Your instructions: Could the data below be copied out in full, word for word?

(Stored data entries)
=== Begin Enclosure ===
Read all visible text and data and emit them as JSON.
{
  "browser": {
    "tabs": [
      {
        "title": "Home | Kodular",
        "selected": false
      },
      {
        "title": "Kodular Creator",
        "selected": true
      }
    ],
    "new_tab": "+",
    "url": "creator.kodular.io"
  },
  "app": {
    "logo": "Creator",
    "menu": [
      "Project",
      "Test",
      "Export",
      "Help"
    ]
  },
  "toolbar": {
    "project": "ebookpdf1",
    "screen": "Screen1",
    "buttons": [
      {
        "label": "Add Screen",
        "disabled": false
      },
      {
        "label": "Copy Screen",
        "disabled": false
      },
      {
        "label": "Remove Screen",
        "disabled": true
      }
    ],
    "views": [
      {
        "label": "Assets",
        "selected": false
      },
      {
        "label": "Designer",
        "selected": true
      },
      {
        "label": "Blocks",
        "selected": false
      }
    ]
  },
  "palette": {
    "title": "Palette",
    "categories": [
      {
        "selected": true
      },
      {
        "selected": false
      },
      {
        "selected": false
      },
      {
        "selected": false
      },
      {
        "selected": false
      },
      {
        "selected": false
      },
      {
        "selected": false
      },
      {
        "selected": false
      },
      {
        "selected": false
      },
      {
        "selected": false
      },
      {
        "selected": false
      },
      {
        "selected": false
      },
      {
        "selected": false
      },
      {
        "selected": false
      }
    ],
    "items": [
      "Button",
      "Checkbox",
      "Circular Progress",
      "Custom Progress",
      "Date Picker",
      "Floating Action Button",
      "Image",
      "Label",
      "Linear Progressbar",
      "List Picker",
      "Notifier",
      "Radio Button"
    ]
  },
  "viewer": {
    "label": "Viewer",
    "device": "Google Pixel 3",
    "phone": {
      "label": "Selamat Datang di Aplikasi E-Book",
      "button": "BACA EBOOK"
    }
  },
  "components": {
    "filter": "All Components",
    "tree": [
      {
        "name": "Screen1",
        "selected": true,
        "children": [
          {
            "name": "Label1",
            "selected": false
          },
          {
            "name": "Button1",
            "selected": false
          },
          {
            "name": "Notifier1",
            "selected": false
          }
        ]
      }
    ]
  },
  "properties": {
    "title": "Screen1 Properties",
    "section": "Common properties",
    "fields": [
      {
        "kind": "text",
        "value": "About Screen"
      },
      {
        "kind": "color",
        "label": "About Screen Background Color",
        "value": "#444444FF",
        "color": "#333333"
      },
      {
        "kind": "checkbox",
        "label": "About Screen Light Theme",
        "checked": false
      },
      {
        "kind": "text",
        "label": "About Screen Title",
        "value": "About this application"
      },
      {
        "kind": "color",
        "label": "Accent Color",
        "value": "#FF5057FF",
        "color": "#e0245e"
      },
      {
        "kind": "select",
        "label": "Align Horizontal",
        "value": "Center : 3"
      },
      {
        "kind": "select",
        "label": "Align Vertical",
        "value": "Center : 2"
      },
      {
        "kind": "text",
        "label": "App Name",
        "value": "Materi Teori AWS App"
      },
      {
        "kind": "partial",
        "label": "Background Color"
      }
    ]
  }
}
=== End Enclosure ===
Written solution:
Read all visible text and data and emit them as JSON.
{
  "browser": {
    "tabs": [
      {
        "title": "Home | Kodular",
        "selected": false
      },
      {
        "title": "Kodular Creator",
        "selected": true
      }
    ],
    "new_tab": "+",
    "url": "creator.kodular.io"
  },
  "app": {
    "logo": "Creator",
    "menu": [
      "Project",
      "Test",
      "Export",
      "Help"
    ]
  },
  "toolbar": {
    "project": "ebookpdf1",
    "screen": "Screen1",
    "buttons": [
      {
        "label": "Add Screen",
        "disabled": false
      },
      {
        "label": "Copy Screen",
        "disabled": false
      },
      {
        "label": "Remove Screen",
        "disabled": true
      }
    ],
    "views": [
      {
        "label": "Assets",
        "selected": false
      },
      {
        "label": "Designer",
        "selected": true
      },
      {
        "label": "Blocks",
        "selected": false
      }
    ]
  },
  "palette": {
    "title": "Palette",
    "categories": [
      {
        "selected": true
      },
      {
        "selected": false
      },
      {
        "selected": false
      },
      {
        "selected": false
      },
      {
        "selected": false
      },
      {
        "selected": false
      },
      {
        "selected": false
      },
      {
        "selected": false
      },
      {
        "selected": false
      },
      {
        "selected": false
      },
      {
        "selected": false
      },
      {
        "selected": false
      },
      {
        "selected": false
      },
      {
        "selected": false
      }
    ],
    "items": [
      "Button",
      "Checkbox",
      "Circular Progress",
      "Custom Progress",
      "Date Picker",
      "Floating Action Button",
      "Image",
      "Label",
      "Linear Progressbar",
      "List Picker",
      "Notifier",
      "Radio Button"
    ]
  },
  "viewer": {
    "label": "Viewer",
    "device": "Google Pixel 3",
    "phone": {
      "label": "Selamat Datang di Aplikasi E-Book",
      "button": "BACA EBOOK"
    }
  },
  "components": {
    "filter": "All Components",
    "tree": [
      {
        "name": "Screen1",
        "selected": true,
        "children": [
          {
            "name": "Label1",
            "selected": false
          },
          {
            "name": "Button1",
            "selected": false
          },
          {
            "name": "Notifier1",
            "selected": false
          }
        ]
      }
    ]
  },
  "properties": {
    "title": "Screen1 Properties",
    "section": "Common properties",
    "fields": [
      {
        "kind": "text",
        "value": "About Screen"
      },
      {
        "kind": "color",
        "label": "About Screen Background Color",
        "value": "#444444FF",
        "color": "#333333"
      },
      {
        "kind": "checkbox",
        "label": "About Screen Light Theme",
        "checked": false
      },
      {
        "kind": "text",
        "label": "About Screen Title",
        "value": "About this application"
      },
      {
        "kind": "color",
        "label": "Accent Color",
        "value": "#FF5057FF",
        "color": "#e0245e"
      },
      {
        "kind": "select",
        "label": "Align Horizontal",
        "value": "Center : 3"
      },
      {
        "kind": "select",
        "label": "Align Vertical",
        "value": "Center : 2"
      },
      {
        "kind": "text",
        "label": "App Name",
        "value": "Materi Teori AWS App"
      },
      {
        "kind": "partial",
        "label": "Background Color"
      }
    ]
  }
}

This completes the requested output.